Catalan scandal engulfs Spanish constructors

Ferrovial – one of the world’s largest infrastructure groups – ACS, Abertis and FCC and others, have found themselves at the centre of a scandal rocking Catalonia on the eve of a crucial election that might see the region become independent from Spain.

Spanish newspaper El Mundo published a leaked document from the Unidad Central de Delincuencia Economica y Fiscal – the police’s financial crimes unit – detailing a tangled web of allegedly illicit payments from several construction companies in exchange for winning tenders awarded by the Catalan government. 

According to the documents, the alleged kickback money helped finance Catalonia’s ruling party, CDC, CiU, an affiliated political organisation, and several key party and government figures through offshore bank accounts. 

Concert promoter

Instrumental in the kickbacks scheme was Barcelona’s Palau de la Musica, a government-backed concert promoter, which purportedly helped divert the funds, together with several affiliates. Here’s how the alleged scheme worked, according to El Mundo’s leaked documents:

“La Generalitat [the Catalan government] would launch a tender for a public work in Catalonia. Several different entities would submit bids, with the [winning] contractor, in most cases, being Ferrovial. At the same time as the award, the winning contractor (in most cases, Ferrovial) would receive an invoice from one of the Palau’s institutions equivalent to 4 percent of the awarded tender, plus VAT.”

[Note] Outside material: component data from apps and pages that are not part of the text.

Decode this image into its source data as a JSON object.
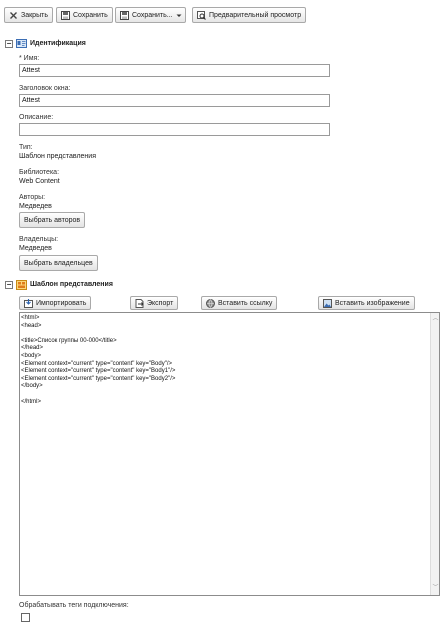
{
  "toolbar": {
    "close_label": "Закрыть",
    "save_label": "Сохранить",
    "save_as_label": "Сохранить...",
    "preview_label": "Предварительный просмотр"
  },
  "identification": {
    "title": "Идентификация",
    "name_label": "* Имя:",
    "name_value": "Attest",
    "window_title_label": "Заголовок окна:",
    "window_title_value": "Attest",
    "description_label": "Описание:",
    "description_value": "",
    "type_label": "Тип:",
    "type_value": "Шаблон представления",
    "library_label": "Библиотека:",
    "library_value": "Web Content",
    "authors_label": "Авторы:",
    "authors_value": "Медведев",
    "select_authors_label": "Выбрать авторов",
    "owners_label": "Владельцы:",
    "owners_value": "Медведев",
    "select_owners_label": "Выбрать владельцев"
  },
  "template": {
    "title": "Шаблон представления",
    "import_label": "Импортировать",
    "export_label": "Экспорт",
    "insert_link_label": "Вставить ссылку",
    "insert_image_label": "Вставить изображение",
    "code_lines": [
      "<html>",
      "<head>",
      "",
      "<title>Список группы 00-000</title>",
      "</head>",
      "<body>",
      "<Element context=\"current\" type=\"content\" key=\"Body\"/>",
      "<Element context=\"current\" type=\"content\" key=\"Body1\"/>",
      "<Element context=\"current\" type=\"content\" key=\"Body2\"/>",
      "</body>",
      "",
      "</html>"
    ],
    "process_tags_label": "Обрабатывать теги подключения:"
  },
  "icons": {
    "close": "close-icon",
    "save": "save-icon",
    "preview": "preview-icon",
    "identification": "identification-icon",
    "template": "template-icon",
    "import": "import-icon",
    "export": "export-icon",
    "link": "link-icon",
    "image": "image-icon"
  }
}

The money would then supposedly make its way to CDC and key government figures through a circuitous route of ‘dummy’ companies and Swiss bank accounts.

“Publicly, Ferrovial appeared as the main sponsor of a series of concerts named PALAU-100 […] Nevertheless, it is obvious that these sponsorships were destined to pay the commissions,” the police documents state.

A spokesman from Ferrovial had no comment when contacted by Infrastructure Investor. But in 2010, when allegations first surfaced on the Palau’s role in diverting sponsorship money to finance Catalonia’s ruling party, the company issued the following statement:

“The company has no influence over the way in which Fundación del Palau de la Música and Orfeo Catalán use the funds donated to them as part of its sponsorship activities and, therefore, it is unaware of how such funds were used. All activities sponsored by Ferrovial Agroman, whether single concerts or entire seasons, referred to events which were actually organized by Palau de la Música. Ferrovial Agroman was cited as sponsor in all such cases.”

The statement continued: “The tenders referred to in the tax authority’s report were conducted in conformity with stringent administrative procedures and complied with the legal principles and requirements: the bidding specifications established objective criteria for an accurate evaluation of the bids, and contracts were awarded to the bids that were most favourable to the public interest. The tax authority’s report did not analyse the above-mentioned procedures.”

While Ferrovial is repeatedly quoted as the main participant in the alleged kickbacks scheme, several other Spanish construction companies are also referred to, including: ACS and subsidiary Dragados, alleged to have paid €250,000 via the scheme; Fomento de Construcciones y Contratas (FCC), alleged to have paid €159,000; and Abertis, purported to have paid €150,000 – among others.

ACS and Abertis could not be reached for comment before publication. A spokeswoman for FCC declined to comment.

Artur Mas – the president of the Catalan government, leader of the CDC and chairman of the CiU –called a snap election for November 25 with the outcome unknown at press time. It may have seen Catalonia break away from Spain and gain independence. 

Mas pledged to hold a referendum on independence if his party were awarded a majority of the votes. Spain’s central government has deemed a referendum unconstitutional and has threatened to use all legal means available to prevent one. 

Sources in Spain have argued that the timing of the leaks was directly connected to the elections. Mas himself has said he will sue El Mundo for libel and accused the government of being behind the leaks as part of an “all-out dirty war” to derail the independence effort.